Compulsions are behaviors that are carried out according to specific rules. Compulsions are common in people with obsessive compulsive disorder (OCD). A person with OCD may feel an intense need to carry out certain compulsions to try and relieve anxiety that builds up …
What is an obsession?
An obsession is a recurring and unwanted thought, idea, image or impulse that generally occurs in someone with obsessive compulsive disorder (OCD). Obsessive thoughts are often intrusive and may be constantly on a person's mind. This can be distressing and lead to …
What causes obsessive compulsive disorder (OCD)?
It is not known exactly what causes obsessive compulsive disorder (OCD). As with many mental illnesses, it is thought that chemical, structural and functional abnormalities in the brain may contribute to the development of OCD. It is also …
How is obsessive compulsive disorder (OCD) treated?
Unfortunately, there is no cure for obsessive compulsive disorder. There are treatment options that are available to help people with OCD manage or eliminate their symptoms. The most effective treatment involves a combination of …
Is there a cure for obsessive compulsive disorder (OCD)?
Unfortunately, there is no known cure for obsessive compulsive disorder (OCD). There are medications and therapy treatments available that can help people manage their symptoms.
What is the difference between a worry and an obsession?
A worry usually involves a real-life problem, such as money or a job interview, while an obsession is usually something that reflects an unrealistic fear, such as being contaminated with germs.
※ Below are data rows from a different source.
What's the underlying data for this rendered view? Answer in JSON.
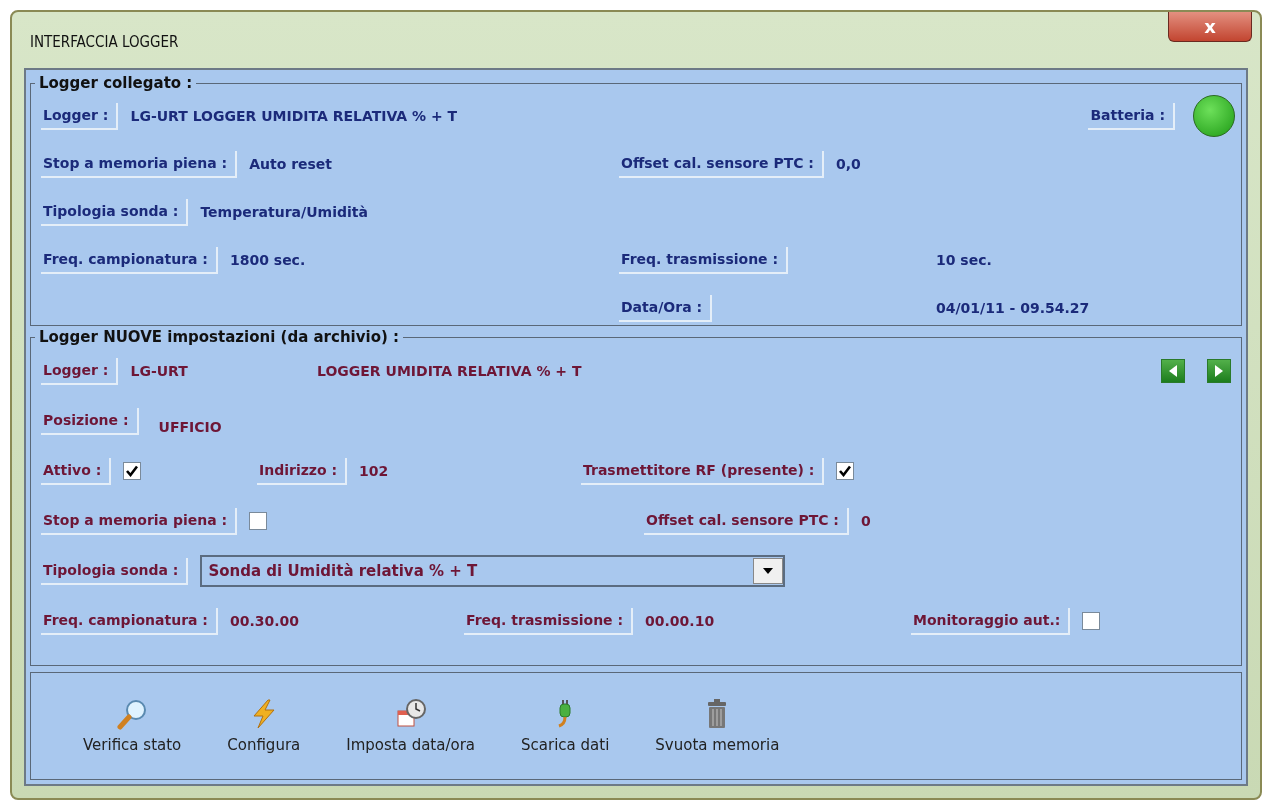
{
  "window": {
    "title": "INTERFACCIA LOGGER",
    "close": "x"
  },
  "connected": {
    "title": "Logger collegato :",
    "logger": {
      "label": "Logger :",
      "value": "LG-URT LOGGER UMIDITA RELATIVA % + T"
    },
    "battery": {
      "label": "Batteria :",
      "ok": true
    },
    "stop_full": {
      "label": "Stop a memoria piena :",
      "value": "Auto reset"
    },
    "offset": {
      "label": "Offset cal. sensore PTC :",
      "value": "0,0"
    },
    "probe": {
      "label": "Tipologia sonda :",
      "value": "Temperatura/Umidità"
    },
    "sampling": {
      "label": "Freq. campionatura :",
      "value": "1800 sec."
    },
    "transmission": {
      "label": "Freq. trasmissione :",
      "value": "10 sec."
    },
    "datetime": {
      "label": "Data/Ora :",
      "value": "04/01/11 - 09.54.27"
    }
  },
  "new_settings": {
    "title": "Logger NUOVE impostazioni (da archivio) :",
    "logger": {
      "label": "Logger :",
      "code": "LG-URT",
      "description": "LOGGER UMIDITA RELATIVA % + T"
    },
    "position": {
      "label": "Posizione :",
      "value": "UFFICIO"
    },
    "active": {
      "label": "Attivo :",
      "checked": true
    },
    "address": {
      "label": "Indirizzo :",
      "value": "102"
    },
    "rf": {
      "label": "Trasmettitore RF (presente) :",
      "checked": true
    },
    "stop_full": {
      "label": "Stop a memoria piena :",
      "checked": false
    },
    "offset": {
      "label": "Offset cal. sensore PTC :",
      "value": "0"
    },
    "probe": {
      "label": "Tipologia sonda :",
      "value": "Sonda di Umidità relativa % + T"
    },
    "sampling": {
      "label": "Freq. campionatura :",
      "value": "00.30.00"
    },
    "transmission": {
      "label": "Freq. trasmissione :",
      "value": "00.00.10"
    },
    "monitoring": {
      "label": "Monitoraggio aut.:",
      "checked": false
    }
  },
  "toolbar": [
    {
      "label": "Verifica stato",
      "kind": "search"
    },
    {
      "label": "Configura",
      "kind": "bolt"
    },
    {
      "label": "Imposta data/ora",
      "kind": "clock"
    },
    {
      "label": "Scarica dati",
      "kind": "plug"
    },
    {
      "label": "Svuota memoria",
      "kind": "trash"
    }
  ]
}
How common is obsessive compulsive disorder (OCD)?
In Australia, it is estimated the around 2-3% of the population will be affected by OCD at some point during their lives.
About this article
Author: Dr Joanne Van der Velden PhD, BSc (Hons)
First answered: 26 Oct 2014
Last reviewed: 19 May 2018
Rating: 4.9 out of 5
Votes: 517 (Click smiley face below left to rate)
Category: Obsessive compulsive disorder